AC: Will we see Roy and Mac have something akin to a traditional redemption by the close of the story? Or is their “calling it like they see it” honesty sort of the real joy in going on this journey with them?
SL: I honestly don’t know. When it comes to plotting, Nick plays his cards very close to his vest.
AC: The Los Angeles setting adds a terrific vibe, thanks in large part to a lot of the little details sprinkled throughout the backgrounds and a lot of the tonally rich establishing shots. It gives this strong backbone to a riff on the L.A. Crime genre and while I assume the choice of L.A. is largely plot related to Roy and Mac’s movie aspirations, was there anything else that cemented this city in particular? What type of research, if any, did you both do to really ground the book in the city of angels?
SL: Setting it in L.A. was Nick’s call, and my response was “Sure! Why not?” My research for depicting L.A. is fun and easy, (particularly compared to, say Antarctica in Whiteout, which I drew before there was Google, much less Google Image Search.)
When I get a scene, I ask or decide where it needs to take place and learn as much about it as I can in the time I have available. Google street view makes it possible to drive a camera around the neighborhood. Then I’ll hit instagram or flickr to look for amateur photos set in the area. These are often way more helpful than professional shots. They’re more likely to be taken from awkward angles, and to contain the ugly, mundane, un-picturesque details that bring a comic like this to life.
AC: We’ve talked a bit about how well in tune the two of you are, but the entire creative team looks to be in lockstep synchronicity, which keeps that all-important rhythm to The Fix really strong. What made Ryan Hill and Nic J. Shaw the perfect guys to come aboard on colors and lettering respectively?
They’re both triple-threats. Skilled craftsmen, reliable professionals, and totally great to get along with.
Ryan Hill, our color artist, consistently does work that is conspicuously attractive, even striking, but he never loses sight of the need for clear storytelling. He reinforces the mood and creates movement from one feeling to another, sometimes gradually, sometimes jarringly, according to what the story needs. He controls the reader’s focus, organizing the elements in each panel into logical groupings using hue, value, saturation, and texture. He has to match the colors of real-world details we include in the comic and make them fit with the exaggerated palette that a book like this often requires.

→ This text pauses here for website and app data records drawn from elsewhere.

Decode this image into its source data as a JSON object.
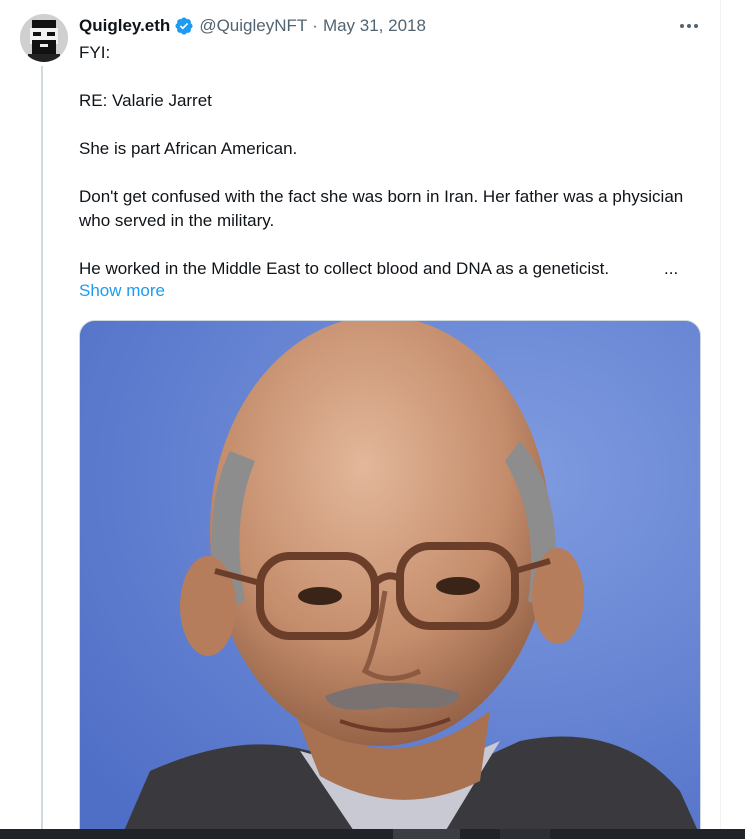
{
  "tweet": {
    "display_name": "Quigley.eth",
    "handle": "@QuigleyNFT",
    "separator": "·",
    "date": "May 31, 2018",
    "more_icon": "more-horizontal-icon",
    "verified_icon": "verified-badge-icon",
    "paragraphs": [
      "FYI:",
      "RE: Valarie Jarret",
      "She is part African American.",
      "Don't get confused with the fact she was born in Iran. Her father was a physician who served in the military.",
      "He worked in the Middle East to collect blood and DNA as a geneticist."
    ],
    "ellipsis": "...",
    "show_more": "Show more"
  },
  "colors": {
    "text": "#0f1419",
    "secondary": "#536471",
    "link": "#1d9bf0",
    "verified": "#1d9bf0",
    "photo_background": "#5f7fd0"
  }
}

Nic J. Shaw has two jobs on the book- lettering and graphic design. He kicks ass at both of them. As a letterer, he frequently has to find the perfect placement for captions and balloons with multiple exchanges of dialogue per panel across 8, 9 and 10 panel pages, and he has to do it in a way that delivers the gags and keeps them funny. “If we move this speech balloon over here, we get an extra pause. Does that make the joke funnier?” This isn’t something you can ask of most letterers. Nic makes it look easy.
Nic is also the graphic designer for The Fix, and he put together a bunch or our variant covers. Nic somehow arranges type and design elements to create perfect a balance of comedy and cool. His typography and design are a huge part of the voice of the book.
AC: And finally, as a dog lover, I ask that you assuage any and all fears by confirming that Pretzels will come out of this series safe, sound, and the true hero of The Fix.
SL: Oh god I hope so.